_What to produce_
When a line below contains the string "handle", show that line.

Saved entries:
○ ○ ○

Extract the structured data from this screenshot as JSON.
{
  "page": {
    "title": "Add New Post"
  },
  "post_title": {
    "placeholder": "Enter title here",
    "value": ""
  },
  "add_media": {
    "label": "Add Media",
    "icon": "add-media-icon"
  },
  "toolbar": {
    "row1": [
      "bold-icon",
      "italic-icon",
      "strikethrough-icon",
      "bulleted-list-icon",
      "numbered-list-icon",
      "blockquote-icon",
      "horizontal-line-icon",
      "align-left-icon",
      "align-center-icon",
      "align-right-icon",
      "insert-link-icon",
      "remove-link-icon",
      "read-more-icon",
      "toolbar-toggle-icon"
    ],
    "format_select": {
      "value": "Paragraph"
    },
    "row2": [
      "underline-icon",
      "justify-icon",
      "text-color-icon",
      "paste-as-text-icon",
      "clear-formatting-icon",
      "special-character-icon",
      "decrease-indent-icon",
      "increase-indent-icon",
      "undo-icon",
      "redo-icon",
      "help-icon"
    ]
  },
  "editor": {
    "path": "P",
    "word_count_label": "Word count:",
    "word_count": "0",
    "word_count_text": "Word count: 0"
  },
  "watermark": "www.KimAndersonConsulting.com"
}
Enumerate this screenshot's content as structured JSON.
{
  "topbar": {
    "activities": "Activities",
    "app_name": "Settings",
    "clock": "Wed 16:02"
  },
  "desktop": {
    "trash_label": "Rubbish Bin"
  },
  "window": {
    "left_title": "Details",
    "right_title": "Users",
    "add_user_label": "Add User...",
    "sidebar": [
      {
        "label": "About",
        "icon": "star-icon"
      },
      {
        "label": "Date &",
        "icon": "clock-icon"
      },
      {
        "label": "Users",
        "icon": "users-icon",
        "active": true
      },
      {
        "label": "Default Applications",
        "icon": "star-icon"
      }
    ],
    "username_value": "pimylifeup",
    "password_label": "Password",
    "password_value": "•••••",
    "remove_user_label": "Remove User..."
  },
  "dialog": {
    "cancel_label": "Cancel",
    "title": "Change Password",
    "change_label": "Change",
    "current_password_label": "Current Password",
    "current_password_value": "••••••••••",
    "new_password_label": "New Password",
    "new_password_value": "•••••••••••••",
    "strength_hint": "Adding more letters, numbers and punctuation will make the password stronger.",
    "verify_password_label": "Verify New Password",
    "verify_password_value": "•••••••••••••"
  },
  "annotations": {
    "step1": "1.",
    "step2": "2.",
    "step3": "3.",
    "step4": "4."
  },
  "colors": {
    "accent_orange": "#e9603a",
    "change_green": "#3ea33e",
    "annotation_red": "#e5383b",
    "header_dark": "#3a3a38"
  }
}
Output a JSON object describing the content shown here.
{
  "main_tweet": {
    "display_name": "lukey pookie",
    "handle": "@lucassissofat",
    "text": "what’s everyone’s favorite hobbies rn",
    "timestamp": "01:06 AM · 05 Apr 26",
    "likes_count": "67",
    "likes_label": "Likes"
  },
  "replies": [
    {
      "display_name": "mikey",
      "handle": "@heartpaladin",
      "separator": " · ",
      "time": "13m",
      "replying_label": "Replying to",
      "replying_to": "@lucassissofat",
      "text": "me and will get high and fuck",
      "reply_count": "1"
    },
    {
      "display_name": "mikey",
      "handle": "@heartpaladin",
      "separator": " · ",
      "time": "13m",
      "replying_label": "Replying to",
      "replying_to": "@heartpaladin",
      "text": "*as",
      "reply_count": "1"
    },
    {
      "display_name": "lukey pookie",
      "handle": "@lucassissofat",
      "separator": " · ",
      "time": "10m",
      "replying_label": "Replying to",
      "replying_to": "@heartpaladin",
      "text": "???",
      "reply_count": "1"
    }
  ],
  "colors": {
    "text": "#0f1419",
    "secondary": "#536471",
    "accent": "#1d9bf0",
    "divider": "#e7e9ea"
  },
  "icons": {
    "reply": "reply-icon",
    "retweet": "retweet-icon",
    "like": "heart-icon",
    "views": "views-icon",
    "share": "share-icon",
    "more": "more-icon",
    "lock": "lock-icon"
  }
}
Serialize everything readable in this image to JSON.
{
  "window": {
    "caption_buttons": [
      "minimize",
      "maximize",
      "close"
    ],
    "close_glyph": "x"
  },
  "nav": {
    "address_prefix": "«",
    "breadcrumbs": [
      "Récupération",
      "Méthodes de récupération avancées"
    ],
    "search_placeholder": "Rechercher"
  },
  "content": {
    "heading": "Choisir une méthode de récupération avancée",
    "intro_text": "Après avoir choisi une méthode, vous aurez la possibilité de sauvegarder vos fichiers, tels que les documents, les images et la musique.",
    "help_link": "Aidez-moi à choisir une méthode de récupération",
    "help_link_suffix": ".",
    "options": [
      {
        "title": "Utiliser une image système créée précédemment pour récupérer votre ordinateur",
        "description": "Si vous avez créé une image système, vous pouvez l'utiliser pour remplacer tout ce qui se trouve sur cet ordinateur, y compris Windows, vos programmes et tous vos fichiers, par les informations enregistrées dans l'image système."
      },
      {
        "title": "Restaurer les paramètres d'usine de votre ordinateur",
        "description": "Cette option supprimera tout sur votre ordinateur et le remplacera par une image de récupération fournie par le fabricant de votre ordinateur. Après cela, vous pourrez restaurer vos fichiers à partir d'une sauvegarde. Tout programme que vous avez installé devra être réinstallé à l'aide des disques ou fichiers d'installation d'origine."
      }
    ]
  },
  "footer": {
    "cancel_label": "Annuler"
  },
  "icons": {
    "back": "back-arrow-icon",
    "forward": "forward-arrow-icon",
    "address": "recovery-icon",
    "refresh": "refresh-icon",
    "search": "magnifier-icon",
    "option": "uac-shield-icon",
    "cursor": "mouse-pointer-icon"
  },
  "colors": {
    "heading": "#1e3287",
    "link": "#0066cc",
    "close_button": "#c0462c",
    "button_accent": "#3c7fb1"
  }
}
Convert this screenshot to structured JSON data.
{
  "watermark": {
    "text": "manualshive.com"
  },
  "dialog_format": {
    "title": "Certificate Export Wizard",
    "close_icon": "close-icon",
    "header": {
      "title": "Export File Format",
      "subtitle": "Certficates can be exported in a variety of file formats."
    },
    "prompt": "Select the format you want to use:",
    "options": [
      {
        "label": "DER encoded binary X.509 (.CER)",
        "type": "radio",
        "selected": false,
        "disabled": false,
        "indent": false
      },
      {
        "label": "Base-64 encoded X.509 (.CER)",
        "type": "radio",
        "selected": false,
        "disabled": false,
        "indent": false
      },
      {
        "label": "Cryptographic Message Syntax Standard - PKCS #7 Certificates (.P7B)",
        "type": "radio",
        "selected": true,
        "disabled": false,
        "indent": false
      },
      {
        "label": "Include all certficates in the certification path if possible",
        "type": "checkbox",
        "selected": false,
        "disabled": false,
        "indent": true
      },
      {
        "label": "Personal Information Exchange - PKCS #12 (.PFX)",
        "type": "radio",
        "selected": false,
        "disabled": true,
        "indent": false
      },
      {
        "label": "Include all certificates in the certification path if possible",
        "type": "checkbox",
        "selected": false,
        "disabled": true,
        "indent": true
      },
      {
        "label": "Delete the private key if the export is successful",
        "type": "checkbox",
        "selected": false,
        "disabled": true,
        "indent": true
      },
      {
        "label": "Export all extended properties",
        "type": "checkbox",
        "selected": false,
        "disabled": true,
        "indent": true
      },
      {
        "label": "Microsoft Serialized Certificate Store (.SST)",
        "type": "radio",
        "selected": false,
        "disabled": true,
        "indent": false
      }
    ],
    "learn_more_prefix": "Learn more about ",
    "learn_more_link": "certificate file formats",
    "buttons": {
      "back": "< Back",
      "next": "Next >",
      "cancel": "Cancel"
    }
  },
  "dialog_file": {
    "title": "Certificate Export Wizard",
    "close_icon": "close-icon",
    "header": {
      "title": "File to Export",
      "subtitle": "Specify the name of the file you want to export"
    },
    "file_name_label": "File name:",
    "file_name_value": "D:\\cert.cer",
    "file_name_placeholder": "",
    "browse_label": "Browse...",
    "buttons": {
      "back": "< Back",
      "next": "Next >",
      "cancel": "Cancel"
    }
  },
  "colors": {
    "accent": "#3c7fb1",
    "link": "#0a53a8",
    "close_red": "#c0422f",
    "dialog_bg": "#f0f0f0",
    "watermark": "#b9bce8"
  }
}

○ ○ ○

_Written answer_
    "handle": "@lucassissofat",
      "handle": "@heartpaladin",
      "handle": "@heartpaladin",
      "handle": "@lucassissofat",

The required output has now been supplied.